Delivering supplies using drones offers the advantage of improving delivery times significantly as compared to road-based vehicles. This is particularly important when distributing life-saving supplies.
California company Zipline plans to make flying medical supplies a reality in Ghana by having four distribution centers operate 600 on-demand flights. The drones will deliver supplies to medical facilities in less than half an hour; the company says it can increase its delivery frequency to thousands per day.
Another area where drones could prove useful is food delivery. Uber Eats, Uber’s food delivery unit recently partnered with a company called ModalAI, which develops technology that enables drones to navigate without GPS without interference.
5. Drones for Hospitality & Tourism
Since 2016, entrepreneurs have been looking for ways to use drones in the hospitality and tourism sector. A Toronto-based company called HOK proposed Driftscape-a self-sustaining hotel that allows guests to land modular units called Driftcrafts in usually unreachable locations. Each pod can accommodate two people and accommodate a three-day stay. There is an oasis on the site that provides food and drinks.

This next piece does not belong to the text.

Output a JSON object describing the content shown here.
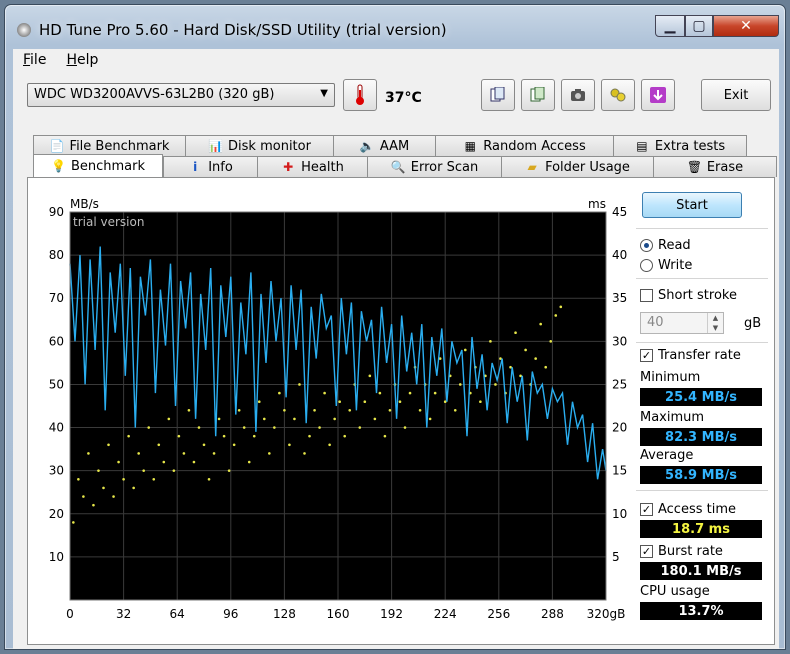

Besides big picture ideas, drones are also being used to shake cocktails in hotels. Marriott has incorporated drone technology to shake drinks. Michael Cirino, a Brooklyn innovator has created the “Test Pilot” cocktail which uses drone technology to shake drinks. When combined with AI, drones can be used to deliver packages, food, and dry cleaning autonomously. Companies such as Unsupervised AI and LG are pioneering drone technology in hospitality environments.
Drones are not limited to performing tasks in hospitality, Marriott has created the Drone Experience Program in partnership with DJI. “The program will allow guests to experience DJI’s innovative drone technology. The use of drones for security, property maintenance, visual marketing, and even life-guarding is currently being explored, and guests should not be surprised to see this trend develop soon.

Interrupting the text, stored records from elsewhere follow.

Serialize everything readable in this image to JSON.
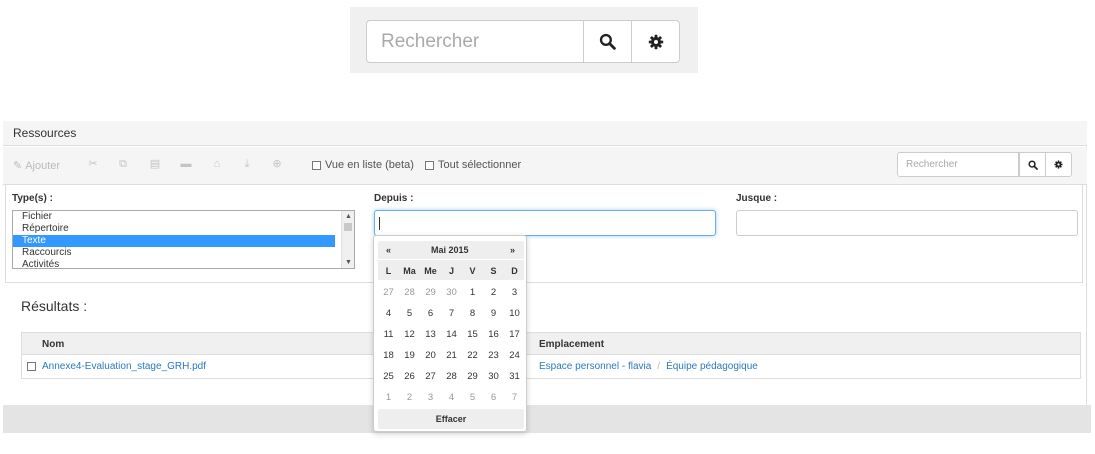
{
  "zoom_search": {
    "placeholder": "Rechercher"
  },
  "panel": {
    "title": "Ressources",
    "toolbar": {
      "add_label": "Ajouter",
      "list_view_label": "Vue en liste (beta)",
      "select_all_label": "Tout sélectionner",
      "search_placeholder": "Rechercher"
    },
    "filters": {
      "types_label": "Type(s) :",
      "types": [
        "Fichier",
        "Répertoire",
        "Texte",
        "Raccourcis",
        "Activités"
      ],
      "selected_type": "Texte",
      "from_label": "Depuis :",
      "to_label": "Jusque :"
    },
    "results": {
      "title": "Résultats :",
      "columns": {
        "name": "Nom",
        "location": "Emplacement"
      },
      "rows": [
        {
          "name": "Annexe4-Evaluation_stage_GRH.pdf",
          "location": [
            "Espace personnel - flavia",
            "Équipe pédagogique"
          ]
        }
      ]
    }
  },
  "datepicker": {
    "prev": "«",
    "month": "Mai 2015",
    "next": "»",
    "weekdays": [
      "L",
      "Ma",
      "Me",
      "J",
      "V",
      "S",
      "D"
    ],
    "weeks": [
      [
        "27",
        "28",
        "29",
        "30",
        "1",
        "2",
        "3"
      ],
      [
        "4",
        "5",
        "6",
        "7",
        "8",
        "9",
        "10"
      ],
      [
        "11",
        "12",
        "13",
        "14",
        "15",
        "16",
        "17"
      ],
      [
        "18",
        "19",
        "20",
        "21",
        "22",
        "23",
        "24"
      ],
      [
        "25",
        "26",
        "27",
        "28",
        "29",
        "30",
        "31"
      ],
      [
        "1",
        "2",
        "3",
        "4",
        "5",
        "6",
        "7"
      ]
    ],
    "clear_label": "Effacer"
  },
  "colors": {
    "accent": "#3399ff",
    "link": "#2a7ac0",
    "focus": "#66afe9"
  }
}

6. Drones for Retail
Many retail deliveries are already packaged for transportation, making them a perfect candidate for aerial delivery in the near future. As a result of the increasing number of people shopping from home, delivery companies and retail outlets are currently offering bonuses to new signups.
Additionally, retail outlets can take advantage of the convenience of being close to consumers and warehouses to make deliveries. Wal-Mart estimated that 90% of Americans live within 10 miles of a Wal-Mart store just a year ago. Drones, which can deliver time and cost savings, seem primed for cost cutting and innovation in the “last mile” of the shipping process.

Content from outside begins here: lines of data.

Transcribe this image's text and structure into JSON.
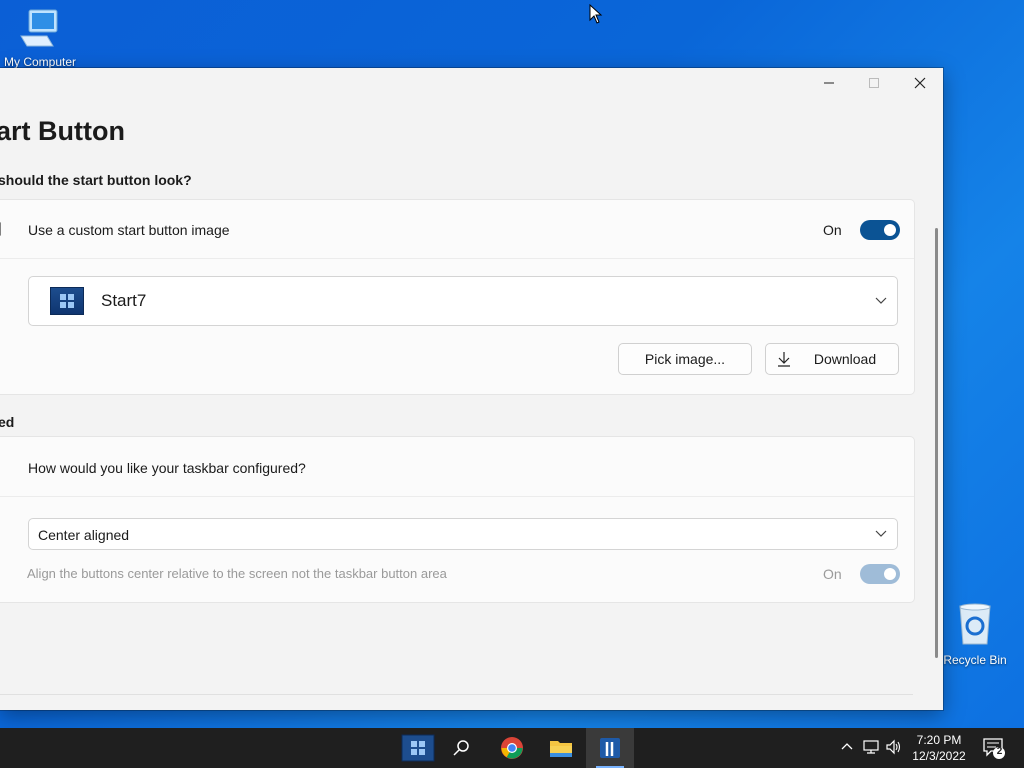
{
  "desktop": {
    "my_computer_label": "My Computer",
    "recycle_bin_label": "Recycle Bin"
  },
  "window": {
    "page_title": "art Button",
    "section1": {
      "header": "should the start button look?",
      "custom_image_label": "Use a custom start button image",
      "custom_image_toggle_text": "On",
      "custom_image_toggle_on": true,
      "selected_style": "Start7",
      "pick_image_label": "Pick image...",
      "download_label": "Download"
    },
    "section2": {
      "header": "ed",
      "taskbar_question": "How would you like your taskbar configured?",
      "alignment_value": "Center aligned",
      "center_screen_label": "Align the buttons center relative to the screen not the taskbar button area",
      "center_screen_toggle_text": "On",
      "center_screen_toggle_on": true,
      "center_screen_disabled": true
    }
  },
  "taskbar": {
    "clock_time": "7:20 PM",
    "clock_date": "12/3/2022",
    "notification_count": "2"
  },
  "colors": {
    "accent": "#0b5394",
    "desktop_blue": "#0a66d8",
    "taskbar": "#1f1f1f"
  }
}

7. Drones for Advertising / Visual / News
Currently, drones are expensive and difficult to obtain. DroneCast markets itself as a drone-based advertising platform. They employ drones that can display ads up to two feet wide by six feet long and offer sales stunts and provide the ability to drop branding items. Aerial perspectives can be captured without the use of planes, helicopters, and other manned craft through drones. Whether for cinematography, videography, or photography, acquiring these shots is certainly less expensive and easier to reach.
Journalism may benefit from drone photography. Many large publications use helicopters or planes, which require personnel on the ground for operation, whereas drones can remove journalists from dangerous areas while still allowing them to cover the story.
2016 saw the launch of CNN’s drone division, where two full-time drone operators were designated for aerial imagery and reporting. The demand for up-to-the-minute pictures and access to news helped drive the LAANC (Low Altitude Authorization and Notification Capability) process.
It is imperative that you pay attention to the legal, regulatory, privacy, and social issues regarding drone usage as not doing so could hamper drone usage. Businesses that have the ability to see, sense, move, or transform should consider drone use. Having said that, professionally flown drones offer unique capabilities and benefits that are not currently available from other platforms.